Instagram now offers several ad products, all of them focused on bringing the highest-quality content to the right users at the right time. This year, Instagram announced the next step in its advertising program: self-service ads, which are now available for anyone who wants to try them. This is a big step forward in opening up advertising opportunities to smaller brands and agencies.
The most successful brands use Instagram to connect with users in a way that feels natural for the platform. People use Instagram to share beautiful, memorable images of their lives. Brands have to find a way to fit in with that in a way that doesn't feel intrusive. Users reward those who have figured out how to do this in a way that seems effortless and natural and will quickly unfollow a brand whose content seems jarring, needy, or too salesy.
Instagram now and in the future
Where does Instagram go next? How do they get to 500 million users? This year, Instagram starting accommodating non-square images. Instagram reports that 20% of all photos uploaded to the platform are not square, so this change allows users even more room for creativity, one of the main reasons Instagram has been so successful. Instagram thrives because of its obsessive focus on creativity, flexibility, and simplicity.
Creativity. Above all else, Instagram is a (if not the) place to showcase your most creative, best self. More than anywhere else on the Web, Instagram rewards beautiful, unique, artistic imagery. It's a haven for artists, photographers, creators, anyone who wants to make a statement. If Instagram continues to support its community with the space and tools to share creative works, it will continue to grow.
Flexibility. As Instagram has grown, it has expanded the kinds of media it supports. For example, it now has video and non-square photos. It's still focused exclusively on visual media, but it now accommodates other visual formats beyond the simple square photograph, giving users the flexibility to upload content in the format that best fits the subject.
Simplicity. Instagram doesn't do a lot of different things, and that's good. You can post an image or a short video. You can like or comment on other posts. If you want, you can privately share images with one or a few people. And that's basically it. And that's why it's so brilliant. Instagram is the cleanest, simplest, best way to share photographs from your phone. It's not complicated and it shouldn't be. If Instagram sticks to that core principle of simplicity, it'll continue to be successful.
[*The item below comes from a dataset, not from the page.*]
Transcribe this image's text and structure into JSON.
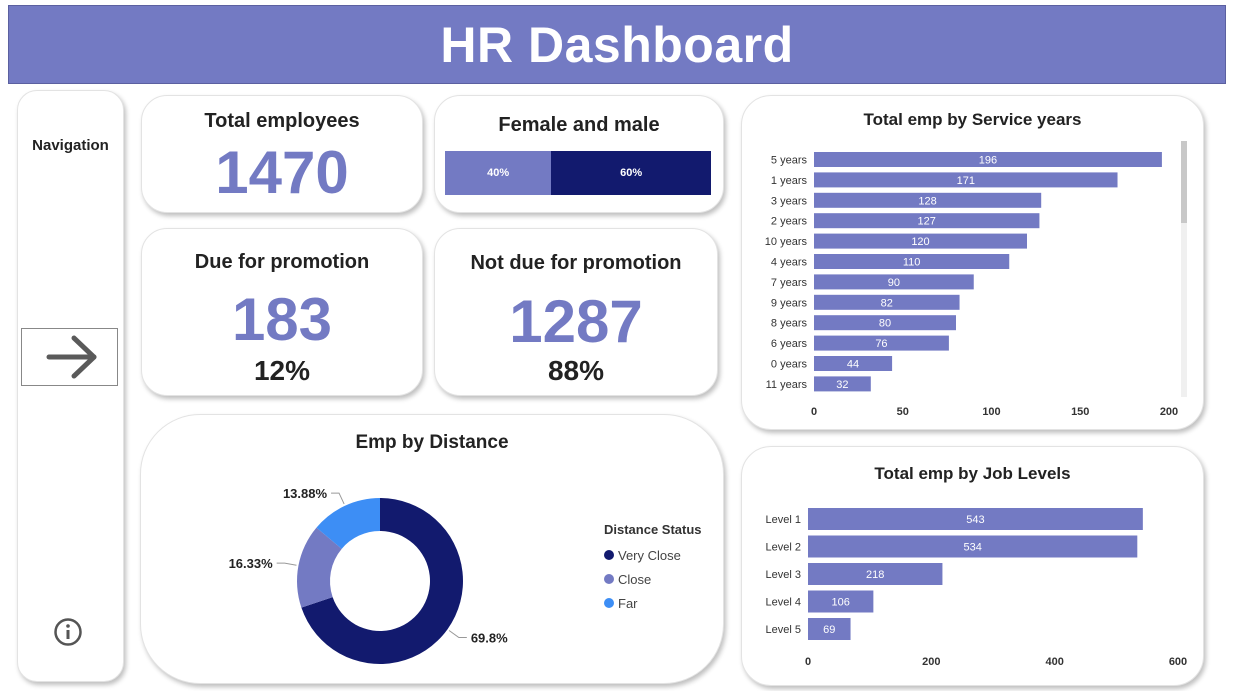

If Instagram sticks to those principles, it'll continue to grow at a healthy pace. Maybe we'll see it at a billion users in another five years. Either way, happy fifth birthday, Instagram! We can't wait to see what's next.
Oh, boy. The dreaded sign up form.
Before you run for the hills, we wanted to let you know that MarketingProfs has thousands of marketing resources, including this one (yes, the one behind this sign up form), entirely free!
Simply subscribe to our newsletter and get instant access to how-to articles, guides, webinars and more for nada, nothing, zip, zilch, on the house...delivered right to your inbox! MarketingProfs is the largest marketing community in the world, and we are here to help you be a better marketer.
You may also like:
- Instagram in an Instant: Understanding the Social Network [Infographic]
- How to Make the Most of Influencer Marketing During COVID-19
- The Anatomy of a Popular YouTube Thumbnail Image
- How to Find and Hire Social Media Influencers [Infographic]
- Five Ways to Incorporate LinkedIn Stories Into Your Marketing [Infographic]